The divine worship of a living ruler was one of his few unambiguous legacies. Another is his fame. That his legend has spread so far and so wide – from Iceland to China – since his death in 323 BC is due very largely to the Alexander Romance. This fabulous fiction took shape in Egypt, mostly some three or more centuries after Alexander’s death. The text, originally in Greek, was disseminated in several languages, both Indo-European and Semitic, throughout the old Greco-Roman world and the newer Muslim-Arabic Middle East. Partly thanks to this work, Alexander became in various countries and times a hero, a quasi-holy man, a Christian saint, a new Achilles, a philosopher, a scientist, a prophet, and a visionary. He has featured prominently in both the secular and the sacred visual art of numerous cultures.
Through his conquests Alexander ended the Achaemenid Persian empire that had been founded by Cyrus the Great more than two hundred years previously, in the mid-sixth century. He created the conditions for the development of new Graeco-Macedonian territorial kingdoms based on Macedonia, Syria and, most famously, Egypt – the Pharaoh Cleopatra, who committed suicide in 30 BCfa, was the last ruler of the Egyptian dynasty established by Alexander’s boyhood companion and posthumous historian, Ptolemy son of Lagos (the Greek for ‘hare’). Alexander is thus one of the few individuals in history who literally changed the world and was epoch-making.

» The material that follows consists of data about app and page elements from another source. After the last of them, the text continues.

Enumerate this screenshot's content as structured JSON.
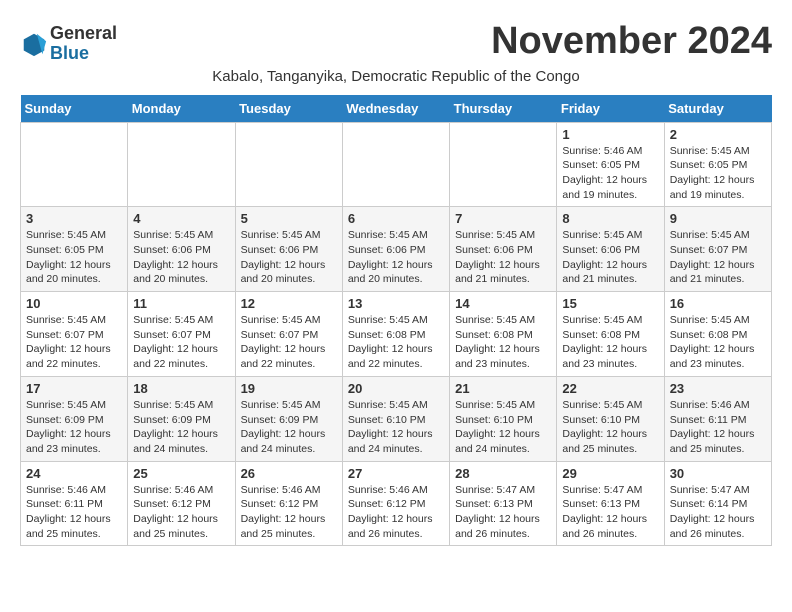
{
  "logo": {
    "general": "General",
    "blue": "Blue"
  },
  "title": "November 2024",
  "subtitle": "Kabalo, Tanganyika, Democratic Republic of the Congo",
  "days_of_week": [
    "Sunday",
    "Monday",
    "Tuesday",
    "Wednesday",
    "Thursday",
    "Friday",
    "Saturday"
  ],
  "weeks": [
    [
      {
        "day": "",
        "info": ""
      },
      {
        "day": "",
        "info": ""
      },
      {
        "day": "",
        "info": ""
      },
      {
        "day": "",
        "info": ""
      },
      {
        "day": "",
        "info": ""
      },
      {
        "day": "1",
        "info": "Sunrise: 5:46 AM\nSunset: 6:05 PM\nDaylight: 12 hours\nand 19 minutes."
      },
      {
        "day": "2",
        "info": "Sunrise: 5:45 AM\nSunset: 6:05 PM\nDaylight: 12 hours\nand 19 minutes."
      }
    ],
    [
      {
        "day": "3",
        "info": "Sunrise: 5:45 AM\nSunset: 6:05 PM\nDaylight: 12 hours\nand 20 minutes."
      },
      {
        "day": "4",
        "info": "Sunrise: 5:45 AM\nSunset: 6:06 PM\nDaylight: 12 hours\nand 20 minutes."
      },
      {
        "day": "5",
        "info": "Sunrise: 5:45 AM\nSunset: 6:06 PM\nDaylight: 12 hours\nand 20 minutes."
      },
      {
        "day": "6",
        "info": "Sunrise: 5:45 AM\nSunset: 6:06 PM\nDaylight: 12 hours\nand 20 minutes."
      },
      {
        "day": "7",
        "info": "Sunrise: 5:45 AM\nSunset: 6:06 PM\nDaylight: 12 hours\nand 21 minutes."
      },
      {
        "day": "8",
        "info": "Sunrise: 5:45 AM\nSunset: 6:06 PM\nDaylight: 12 hours\nand 21 minutes."
      },
      {
        "day": "9",
        "info": "Sunrise: 5:45 AM\nSunset: 6:07 PM\nDaylight: 12 hours\nand 21 minutes."
      }
    ],
    [
      {
        "day": "10",
        "info": "Sunrise: 5:45 AM\nSunset: 6:07 PM\nDaylight: 12 hours\nand 22 minutes."
      },
      {
        "day": "11",
        "info": "Sunrise: 5:45 AM\nSunset: 6:07 PM\nDaylight: 12 hours\nand 22 minutes."
      },
      {
        "day": "12",
        "info": "Sunrise: 5:45 AM\nSunset: 6:07 PM\nDaylight: 12 hours\nand 22 minutes."
      },
      {
        "day": "13",
        "info": "Sunrise: 5:45 AM\nSunset: 6:08 PM\nDaylight: 12 hours\nand 22 minutes."
      },
      {
        "day": "14",
        "info": "Sunrise: 5:45 AM\nSunset: 6:08 PM\nDaylight: 12 hours\nand 23 minutes."
      },
      {
        "day": "15",
        "info": "Sunrise: 5:45 AM\nSunset: 6:08 PM\nDaylight: 12 hours\nand 23 minutes."
      },
      {
        "day": "16",
        "info": "Sunrise: 5:45 AM\nSunset: 6:08 PM\nDaylight: 12 hours\nand 23 minutes."
      }
    ],
    [
      {
        "day": "17",
        "info": "Sunrise: 5:45 AM\nSunset: 6:09 PM\nDaylight: 12 hours\nand 23 minutes."
      },
      {
        "day": "18",
        "info": "Sunrise: 5:45 AM\nSunset: 6:09 PM\nDaylight: 12 hours\nand 24 minutes."
      },
      {
        "day": "19",
        "info": "Sunrise: 5:45 AM\nSunset: 6:09 PM\nDaylight: 12 hours\nand 24 minutes."
      },
      {
        "day": "20",
        "info": "Sunrise: 5:45 AM\nSunset: 6:10 PM\nDaylight: 12 hours\nand 24 minutes."
      },
      {
        "day": "21",
        "info": "Sunrise: 5:45 AM\nSunset: 6:10 PM\nDaylight: 12 hours\nand 24 minutes."
      },
      {
        "day": "22",
        "info": "Sunrise: 5:45 AM\nSunset: 6:10 PM\nDaylight: 12 hours\nand 25 minutes."
      },
      {
        "day": "23",
        "info": "Sunrise: 5:46 AM\nSunset: 6:11 PM\nDaylight: 12 hours\nand 25 minutes."
      }
    ],
    [
      {
        "day": "24",
        "info": "Sunrise: 5:46 AM\nSunset: 6:11 PM\nDaylight: 12 hours\nand 25 minutes."
      },
      {
        "day": "25",
        "info": "Sunrise: 5:46 AM\nSunset: 6:12 PM\nDaylight: 12 hours\nand 25 minutes."
      },
      {
        "day": "26",
        "info": "Sunrise: 5:46 AM\nSunset: 6:12 PM\nDaylight: 12 hours\nand 25 minutes."
      },
      {
        "day": "27",
        "info": "Sunrise: 5:46 AM\nSunset: 6:12 PM\nDaylight: 12 hours\nand 26 minutes."
      },
      {
        "day": "28",
        "info": "Sunrise: 5:47 AM\nSunset: 6:13 PM\nDaylight: 12 hours\nand 26 minutes."
      },
      {
        "day": "29",
        "info": "Sunrise: 5:47 AM\nSunset: 6:13 PM\nDaylight: 12 hours\nand 26 minutes."
      },
      {
        "day": "30",
        "info": "Sunrise: 5:47 AM\nSunset: 6:14 PM\nDaylight: 12 hours\nand 26 minutes."
      }
    ]
  ]
}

But his achievement was also inchoate. Part of Alexander’s enduring fascination, indeed, is that he died at the age of just thirty-two, at the height of his power and glory, with the world at his feet, full of plans, alleged or genuine. The new empire he had created was unlikely to have proved very lasting in any event. But it crumbled all the sooner once his centripetal force was removed. Perhaps the brute imperialism that was involved in its creation is not something to be mourned, but Alexander’s apparently sincere notion of ethnic fusion, or at least co-operation, at the top of the administrative pyramid across cultural and political divides, is one surely to be welcomed – and maybe even imitated.
Alexander the Great remains, for many, an iconic figure in everyday life, prayed to by Greek fishermen, hymned by Turkish storytellers, and anathematised by Zoroastrian followers. If the modern secular equivalent of ancient divinity is to be featured as a brilliantly glowing star of the silver screen, it is apt that at least one more Alexander movie is in active production as I write. And this is to say nothing of the number of books about him, including novels and how-to business primers as well as ideally more reliable histories ... The Alexander legend lives on. The hunt for a new Alexander is a vital part of living history today.
Paul Cartledge is Professor of Greek History in the University of Cambridge, and Fellow of Clare College, Cambridge. The Spartans by Paul Cartledge is published by Pan books priced £7.99. His new book,Alexander the Great: The Hunt for a New Past will be published by Macmillan in August, £18.99.